Implementation of Juvenile Justice Act in Orphanages an Uphill Task
KOZHIKODE: If the recent workshop organised by Kerala State Muslim Orphanages Old Students Association (KSMOOSA) for orphanage managements in Kozhikode is any indication, the state government’s proposed makeover of orphanages through the implementation of Juvenile Justice (Care and Protection of Children) Act (JJ Act) is going to be an uphill task due to various reasons.
For one, a majority of the orphanage managements seem to disagree with the concept of non-institutionalised care of orphans and destitute children, which forms the crux of JJ Act. Secondly, orphanage managements, except a few, are completely ignorant about the rules and regulations related to functioning of orphanages and protection of children.
The workshop was aimed at creating awareness among managements of Muslim orphanages on the need to change the functioning of the orphanages with the times in view of the recent controversies. “Invitations were sent twice to 180 orphanages from Kasargod to Ernakulam but only 47 institutions responded. This itself shows the lack of interest among orphanages in this topic,” said an office-bearer of KSMOOSA, who preferred anonymity citing religious restraints.
“One among the basic ideas of JJ Act is to ensure care and primary education to orphans and destitute in their native place itself. In short, destitute children in Jharkhand should be given care and protection there itself. But, these orphanage managements want these children to be brought to Kerala. For, they have already invested huge sum to set up infrastructure including educational institutions and commercial complexes,” he added.
However, the silver lining is that almost all the participants have requested the association to organise such workshops twice or thrice a year.
Said Khalid of C H Mohammed Koya Orphanage, Vatanapally: “Our orphanage has been functioning over the past 29 years. But, the managements change frequently. The present committee was constituted a few years. Till attending the workshop, I was totally unaware of many rules and regulations. This is a serious issue faced by various orphanage managements.”
Responding to the issue, social critic and author M N Karassery said the Social Justice Department must take adequate measures to make the orphanage managements make aware of the law of the land. “I understand that majority of the violations are occurring out of sheer ignorance of the rules and regulations. For Muslims, welfare of the orphans is something equivalent to serving the prophet. Hence, the government should immediately take steps to create awareness among them and to enforce a uniform working mechanism in all orphanages,” he said.
Secondly, Karassery said, political parties especially the Indian Union Muslim League (IUML) should enlighten the office-bearers of Muslim orphanages that ignorance of the law is no excuse.

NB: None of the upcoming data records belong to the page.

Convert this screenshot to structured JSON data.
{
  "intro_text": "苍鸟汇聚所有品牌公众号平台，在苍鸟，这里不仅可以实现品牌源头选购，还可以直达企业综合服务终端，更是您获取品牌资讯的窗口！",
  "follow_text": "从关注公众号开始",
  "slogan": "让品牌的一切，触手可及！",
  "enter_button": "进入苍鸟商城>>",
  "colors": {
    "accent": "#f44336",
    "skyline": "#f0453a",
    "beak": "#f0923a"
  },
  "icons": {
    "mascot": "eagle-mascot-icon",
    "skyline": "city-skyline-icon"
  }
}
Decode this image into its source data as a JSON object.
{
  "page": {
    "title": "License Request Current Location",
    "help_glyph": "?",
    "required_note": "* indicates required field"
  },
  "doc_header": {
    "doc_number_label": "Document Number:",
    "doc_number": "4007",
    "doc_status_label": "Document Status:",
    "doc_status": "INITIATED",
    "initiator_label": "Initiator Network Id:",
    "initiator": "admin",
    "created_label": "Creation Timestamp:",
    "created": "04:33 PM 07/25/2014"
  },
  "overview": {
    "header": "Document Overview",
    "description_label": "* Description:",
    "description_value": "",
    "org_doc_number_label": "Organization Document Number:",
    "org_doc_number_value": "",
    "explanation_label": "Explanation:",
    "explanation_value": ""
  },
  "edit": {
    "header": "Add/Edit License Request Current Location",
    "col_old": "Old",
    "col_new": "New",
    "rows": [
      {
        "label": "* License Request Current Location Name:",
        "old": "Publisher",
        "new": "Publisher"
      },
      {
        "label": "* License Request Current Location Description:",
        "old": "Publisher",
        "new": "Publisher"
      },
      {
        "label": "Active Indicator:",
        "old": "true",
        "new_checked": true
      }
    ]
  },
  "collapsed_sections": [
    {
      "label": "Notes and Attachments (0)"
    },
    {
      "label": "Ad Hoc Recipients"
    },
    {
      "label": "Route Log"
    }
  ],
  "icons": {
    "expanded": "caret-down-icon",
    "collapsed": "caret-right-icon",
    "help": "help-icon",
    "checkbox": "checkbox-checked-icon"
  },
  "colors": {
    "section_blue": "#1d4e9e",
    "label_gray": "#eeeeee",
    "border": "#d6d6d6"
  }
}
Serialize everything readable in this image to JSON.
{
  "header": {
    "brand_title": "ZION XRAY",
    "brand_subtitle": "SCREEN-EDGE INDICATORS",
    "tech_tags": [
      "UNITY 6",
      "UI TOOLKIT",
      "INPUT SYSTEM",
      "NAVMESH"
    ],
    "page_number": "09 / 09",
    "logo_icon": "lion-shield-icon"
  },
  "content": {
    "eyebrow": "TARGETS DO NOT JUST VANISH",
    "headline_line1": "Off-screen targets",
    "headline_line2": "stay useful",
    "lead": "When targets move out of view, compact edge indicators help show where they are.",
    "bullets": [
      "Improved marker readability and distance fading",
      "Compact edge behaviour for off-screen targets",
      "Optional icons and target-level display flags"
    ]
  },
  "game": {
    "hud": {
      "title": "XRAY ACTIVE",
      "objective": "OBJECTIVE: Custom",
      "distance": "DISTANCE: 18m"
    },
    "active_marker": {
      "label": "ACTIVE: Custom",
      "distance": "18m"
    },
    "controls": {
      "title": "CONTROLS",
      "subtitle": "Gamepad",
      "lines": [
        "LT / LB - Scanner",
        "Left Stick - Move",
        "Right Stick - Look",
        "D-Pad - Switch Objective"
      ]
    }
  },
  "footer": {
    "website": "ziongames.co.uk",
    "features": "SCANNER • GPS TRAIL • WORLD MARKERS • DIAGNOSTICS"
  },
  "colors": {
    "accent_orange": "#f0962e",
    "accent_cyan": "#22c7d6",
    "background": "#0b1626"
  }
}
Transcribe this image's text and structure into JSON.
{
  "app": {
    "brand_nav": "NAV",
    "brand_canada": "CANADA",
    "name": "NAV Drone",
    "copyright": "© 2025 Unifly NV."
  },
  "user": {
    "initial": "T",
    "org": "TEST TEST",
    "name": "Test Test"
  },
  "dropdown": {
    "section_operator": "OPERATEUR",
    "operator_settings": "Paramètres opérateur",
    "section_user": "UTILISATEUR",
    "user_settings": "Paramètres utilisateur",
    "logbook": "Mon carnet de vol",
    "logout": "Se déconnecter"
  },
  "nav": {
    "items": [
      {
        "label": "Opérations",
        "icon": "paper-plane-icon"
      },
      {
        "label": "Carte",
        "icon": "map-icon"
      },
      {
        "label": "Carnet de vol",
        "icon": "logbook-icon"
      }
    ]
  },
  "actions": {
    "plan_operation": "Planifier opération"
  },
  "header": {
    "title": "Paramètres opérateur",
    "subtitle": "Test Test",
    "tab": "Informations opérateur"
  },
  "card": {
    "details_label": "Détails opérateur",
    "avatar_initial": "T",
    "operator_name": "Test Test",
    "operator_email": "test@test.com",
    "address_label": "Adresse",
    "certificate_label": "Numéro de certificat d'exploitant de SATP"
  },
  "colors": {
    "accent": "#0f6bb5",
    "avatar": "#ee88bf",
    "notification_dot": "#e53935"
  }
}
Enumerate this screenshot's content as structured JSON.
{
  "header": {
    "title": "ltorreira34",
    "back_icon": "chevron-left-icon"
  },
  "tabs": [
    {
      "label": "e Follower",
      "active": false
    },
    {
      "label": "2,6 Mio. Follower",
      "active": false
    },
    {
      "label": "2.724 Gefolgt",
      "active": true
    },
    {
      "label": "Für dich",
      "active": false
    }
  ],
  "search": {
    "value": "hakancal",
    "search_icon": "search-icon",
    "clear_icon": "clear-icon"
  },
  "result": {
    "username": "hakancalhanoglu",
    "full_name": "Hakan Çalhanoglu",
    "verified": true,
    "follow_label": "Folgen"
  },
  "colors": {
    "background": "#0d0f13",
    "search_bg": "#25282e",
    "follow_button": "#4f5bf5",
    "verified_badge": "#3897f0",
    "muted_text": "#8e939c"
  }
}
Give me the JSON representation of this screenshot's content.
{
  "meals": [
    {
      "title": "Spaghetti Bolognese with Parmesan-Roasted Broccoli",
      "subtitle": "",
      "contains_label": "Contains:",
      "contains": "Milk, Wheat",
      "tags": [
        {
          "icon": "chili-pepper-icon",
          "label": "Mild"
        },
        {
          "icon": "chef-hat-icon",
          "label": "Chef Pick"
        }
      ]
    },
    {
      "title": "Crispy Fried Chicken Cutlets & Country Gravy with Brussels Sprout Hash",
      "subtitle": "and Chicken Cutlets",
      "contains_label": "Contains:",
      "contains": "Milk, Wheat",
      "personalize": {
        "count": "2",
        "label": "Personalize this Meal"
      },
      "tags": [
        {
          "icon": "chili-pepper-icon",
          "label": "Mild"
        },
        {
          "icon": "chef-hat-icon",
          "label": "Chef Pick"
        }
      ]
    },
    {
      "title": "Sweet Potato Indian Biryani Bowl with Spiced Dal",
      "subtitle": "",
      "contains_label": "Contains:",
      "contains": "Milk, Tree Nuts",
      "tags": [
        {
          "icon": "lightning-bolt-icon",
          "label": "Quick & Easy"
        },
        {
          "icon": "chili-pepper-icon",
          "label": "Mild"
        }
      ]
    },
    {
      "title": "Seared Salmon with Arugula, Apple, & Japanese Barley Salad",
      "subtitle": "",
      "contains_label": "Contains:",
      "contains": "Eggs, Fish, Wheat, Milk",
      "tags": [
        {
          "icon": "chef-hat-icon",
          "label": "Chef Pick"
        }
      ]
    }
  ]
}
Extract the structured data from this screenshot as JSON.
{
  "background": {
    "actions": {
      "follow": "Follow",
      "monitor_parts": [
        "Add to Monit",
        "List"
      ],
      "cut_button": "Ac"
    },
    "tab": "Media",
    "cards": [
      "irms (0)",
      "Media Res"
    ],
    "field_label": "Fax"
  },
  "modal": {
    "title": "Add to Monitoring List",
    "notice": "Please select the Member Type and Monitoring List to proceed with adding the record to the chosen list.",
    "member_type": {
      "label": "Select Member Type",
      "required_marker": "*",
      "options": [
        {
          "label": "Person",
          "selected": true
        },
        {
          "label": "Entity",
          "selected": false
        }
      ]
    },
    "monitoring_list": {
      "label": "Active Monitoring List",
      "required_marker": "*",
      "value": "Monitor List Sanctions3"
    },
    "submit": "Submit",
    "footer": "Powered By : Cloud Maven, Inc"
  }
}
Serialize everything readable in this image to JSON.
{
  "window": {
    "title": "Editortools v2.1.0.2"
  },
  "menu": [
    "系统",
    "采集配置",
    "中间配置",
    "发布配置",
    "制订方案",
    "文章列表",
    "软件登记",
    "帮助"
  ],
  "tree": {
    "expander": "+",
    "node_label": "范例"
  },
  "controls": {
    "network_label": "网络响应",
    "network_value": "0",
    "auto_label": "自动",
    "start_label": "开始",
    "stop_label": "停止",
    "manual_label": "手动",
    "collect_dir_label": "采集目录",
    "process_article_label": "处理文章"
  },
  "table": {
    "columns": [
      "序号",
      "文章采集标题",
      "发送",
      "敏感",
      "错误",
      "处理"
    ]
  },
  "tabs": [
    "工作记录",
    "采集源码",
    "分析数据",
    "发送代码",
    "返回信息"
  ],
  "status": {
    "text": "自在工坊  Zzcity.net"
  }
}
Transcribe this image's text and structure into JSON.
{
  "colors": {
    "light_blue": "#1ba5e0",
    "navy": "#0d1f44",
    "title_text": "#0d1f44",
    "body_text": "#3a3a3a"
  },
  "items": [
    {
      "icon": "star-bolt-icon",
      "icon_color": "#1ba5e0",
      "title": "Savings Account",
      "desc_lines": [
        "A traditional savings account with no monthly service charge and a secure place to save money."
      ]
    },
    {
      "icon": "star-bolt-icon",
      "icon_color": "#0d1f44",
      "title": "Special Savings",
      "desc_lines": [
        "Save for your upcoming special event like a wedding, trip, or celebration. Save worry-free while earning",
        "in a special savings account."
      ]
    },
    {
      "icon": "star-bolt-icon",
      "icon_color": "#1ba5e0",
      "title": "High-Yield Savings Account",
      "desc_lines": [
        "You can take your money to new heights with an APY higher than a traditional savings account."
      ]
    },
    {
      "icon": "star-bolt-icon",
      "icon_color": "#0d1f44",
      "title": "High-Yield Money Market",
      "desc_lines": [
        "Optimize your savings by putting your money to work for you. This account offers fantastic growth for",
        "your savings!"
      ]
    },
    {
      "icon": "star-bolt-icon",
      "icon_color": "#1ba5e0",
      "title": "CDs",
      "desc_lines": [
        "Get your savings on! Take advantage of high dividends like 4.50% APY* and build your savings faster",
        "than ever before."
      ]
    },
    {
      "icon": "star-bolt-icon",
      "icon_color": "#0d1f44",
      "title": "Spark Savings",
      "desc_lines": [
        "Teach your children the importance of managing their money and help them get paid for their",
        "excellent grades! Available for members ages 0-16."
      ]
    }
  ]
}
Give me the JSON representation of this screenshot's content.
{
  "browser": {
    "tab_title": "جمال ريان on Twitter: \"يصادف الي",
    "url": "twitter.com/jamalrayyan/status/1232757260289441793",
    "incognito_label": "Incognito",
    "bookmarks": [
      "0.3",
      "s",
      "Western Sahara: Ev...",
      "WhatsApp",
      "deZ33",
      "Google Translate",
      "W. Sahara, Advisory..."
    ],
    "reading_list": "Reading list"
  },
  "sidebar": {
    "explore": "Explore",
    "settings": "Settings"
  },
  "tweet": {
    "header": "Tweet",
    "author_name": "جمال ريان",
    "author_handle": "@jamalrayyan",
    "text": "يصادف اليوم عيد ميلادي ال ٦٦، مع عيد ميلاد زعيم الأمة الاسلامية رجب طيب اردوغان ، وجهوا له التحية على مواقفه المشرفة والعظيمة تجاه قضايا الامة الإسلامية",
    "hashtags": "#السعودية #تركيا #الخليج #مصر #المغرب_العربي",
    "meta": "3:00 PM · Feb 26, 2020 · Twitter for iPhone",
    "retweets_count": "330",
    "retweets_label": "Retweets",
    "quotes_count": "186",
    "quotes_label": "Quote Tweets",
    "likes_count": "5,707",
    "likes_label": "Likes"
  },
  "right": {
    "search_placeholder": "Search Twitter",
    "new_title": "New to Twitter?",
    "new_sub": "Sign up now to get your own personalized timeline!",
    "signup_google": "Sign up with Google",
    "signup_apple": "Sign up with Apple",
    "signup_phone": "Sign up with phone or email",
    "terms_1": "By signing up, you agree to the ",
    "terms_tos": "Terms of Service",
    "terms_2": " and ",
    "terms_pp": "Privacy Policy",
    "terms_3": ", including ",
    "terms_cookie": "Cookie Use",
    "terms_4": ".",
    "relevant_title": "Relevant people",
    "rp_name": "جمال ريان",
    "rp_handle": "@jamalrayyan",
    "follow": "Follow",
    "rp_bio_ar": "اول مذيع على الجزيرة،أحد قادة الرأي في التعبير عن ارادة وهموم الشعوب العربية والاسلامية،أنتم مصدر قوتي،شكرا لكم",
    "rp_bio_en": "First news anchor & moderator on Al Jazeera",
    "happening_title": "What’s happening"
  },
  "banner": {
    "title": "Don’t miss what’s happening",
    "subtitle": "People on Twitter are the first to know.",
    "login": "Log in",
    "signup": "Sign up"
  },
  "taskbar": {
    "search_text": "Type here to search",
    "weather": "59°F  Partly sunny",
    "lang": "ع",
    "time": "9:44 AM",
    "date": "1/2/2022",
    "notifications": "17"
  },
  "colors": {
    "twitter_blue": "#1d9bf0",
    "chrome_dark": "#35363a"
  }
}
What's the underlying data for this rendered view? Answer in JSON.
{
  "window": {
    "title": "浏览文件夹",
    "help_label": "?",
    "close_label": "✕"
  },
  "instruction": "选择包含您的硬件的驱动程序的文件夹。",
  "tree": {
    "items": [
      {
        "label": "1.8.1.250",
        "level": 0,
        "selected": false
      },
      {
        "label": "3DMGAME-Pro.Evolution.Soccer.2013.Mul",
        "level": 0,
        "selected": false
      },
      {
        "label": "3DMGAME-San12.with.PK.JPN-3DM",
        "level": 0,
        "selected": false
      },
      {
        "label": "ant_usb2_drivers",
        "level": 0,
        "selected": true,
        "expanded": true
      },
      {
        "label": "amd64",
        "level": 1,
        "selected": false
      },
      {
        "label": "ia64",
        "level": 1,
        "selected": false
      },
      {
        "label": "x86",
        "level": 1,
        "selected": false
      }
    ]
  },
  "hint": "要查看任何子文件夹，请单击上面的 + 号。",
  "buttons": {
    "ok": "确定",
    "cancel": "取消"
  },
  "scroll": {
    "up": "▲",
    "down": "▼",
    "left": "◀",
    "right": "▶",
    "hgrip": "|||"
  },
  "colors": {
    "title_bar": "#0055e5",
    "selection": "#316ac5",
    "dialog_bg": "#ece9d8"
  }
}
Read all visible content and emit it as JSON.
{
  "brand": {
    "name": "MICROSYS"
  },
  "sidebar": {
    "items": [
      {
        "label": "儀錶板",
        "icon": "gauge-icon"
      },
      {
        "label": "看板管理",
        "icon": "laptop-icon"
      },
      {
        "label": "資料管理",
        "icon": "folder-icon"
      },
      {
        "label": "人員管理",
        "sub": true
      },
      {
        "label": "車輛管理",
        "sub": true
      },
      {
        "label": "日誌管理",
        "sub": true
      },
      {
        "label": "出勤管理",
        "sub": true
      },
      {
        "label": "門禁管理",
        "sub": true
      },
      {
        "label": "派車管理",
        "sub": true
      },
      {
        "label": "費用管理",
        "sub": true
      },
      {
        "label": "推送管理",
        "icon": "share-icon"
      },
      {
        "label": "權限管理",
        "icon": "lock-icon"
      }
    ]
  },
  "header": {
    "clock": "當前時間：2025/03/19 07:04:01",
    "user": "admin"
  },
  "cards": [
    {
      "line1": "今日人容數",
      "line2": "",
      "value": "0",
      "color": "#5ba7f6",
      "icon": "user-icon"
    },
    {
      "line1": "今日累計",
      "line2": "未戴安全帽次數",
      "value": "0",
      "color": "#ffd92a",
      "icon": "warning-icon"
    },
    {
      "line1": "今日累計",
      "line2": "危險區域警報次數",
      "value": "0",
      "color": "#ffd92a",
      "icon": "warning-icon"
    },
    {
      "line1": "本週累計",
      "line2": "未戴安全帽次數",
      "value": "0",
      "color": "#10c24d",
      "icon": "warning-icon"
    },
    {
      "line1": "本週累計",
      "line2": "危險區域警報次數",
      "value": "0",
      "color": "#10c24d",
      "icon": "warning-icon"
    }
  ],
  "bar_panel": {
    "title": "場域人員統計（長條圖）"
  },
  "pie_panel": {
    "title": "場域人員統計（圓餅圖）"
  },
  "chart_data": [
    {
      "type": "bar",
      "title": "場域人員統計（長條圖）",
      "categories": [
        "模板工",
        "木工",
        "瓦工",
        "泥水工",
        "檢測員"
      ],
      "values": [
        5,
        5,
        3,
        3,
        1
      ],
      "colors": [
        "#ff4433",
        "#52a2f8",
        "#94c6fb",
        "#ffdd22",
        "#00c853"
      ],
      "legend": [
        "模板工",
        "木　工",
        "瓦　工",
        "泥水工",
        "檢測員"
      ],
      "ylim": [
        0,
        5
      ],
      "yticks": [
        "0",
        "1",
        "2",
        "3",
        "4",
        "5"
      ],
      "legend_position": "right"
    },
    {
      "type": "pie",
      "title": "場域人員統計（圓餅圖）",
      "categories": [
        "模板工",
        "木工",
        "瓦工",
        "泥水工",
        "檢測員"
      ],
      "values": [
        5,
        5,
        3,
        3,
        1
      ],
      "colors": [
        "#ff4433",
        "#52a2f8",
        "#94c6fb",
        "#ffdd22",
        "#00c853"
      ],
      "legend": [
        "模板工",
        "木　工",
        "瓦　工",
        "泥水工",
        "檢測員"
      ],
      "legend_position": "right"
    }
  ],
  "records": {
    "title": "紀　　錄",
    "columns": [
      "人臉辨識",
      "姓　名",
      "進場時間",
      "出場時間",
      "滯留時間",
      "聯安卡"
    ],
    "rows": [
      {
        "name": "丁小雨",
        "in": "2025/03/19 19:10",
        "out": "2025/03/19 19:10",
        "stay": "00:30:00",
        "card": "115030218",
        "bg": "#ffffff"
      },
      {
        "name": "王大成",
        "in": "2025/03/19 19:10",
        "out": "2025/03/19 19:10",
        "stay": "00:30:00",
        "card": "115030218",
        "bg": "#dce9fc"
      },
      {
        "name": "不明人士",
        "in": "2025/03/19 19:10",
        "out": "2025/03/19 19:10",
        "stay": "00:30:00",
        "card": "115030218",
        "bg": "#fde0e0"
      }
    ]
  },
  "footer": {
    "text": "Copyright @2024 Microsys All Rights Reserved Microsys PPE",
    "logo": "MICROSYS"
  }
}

“In order to keep its mass base intact, IUML leadership is giving false assurances to Muslim orphanage managements that they will be protected. This should stop as the Indian Penal Code is applicable to all the citizens without any exception. Instead of giving such fake promises, IUML should use the service of teachers, advocates and other professionals who are members of the party to educate the orphanage managements,” Karassery said.
Significantly, the State Human Rights Commission, in its interim report submitted to the Chief Secretary suggested that the staff in orphanages should be trained to deal with children and others who need protection.
“They shall also be made aware of the various laws regarding rights of children, senior citizens, differently-abled persons, women etc. so that they can ensure that these laws are implemented. Detailed rules should be made for training the staff,” the report said.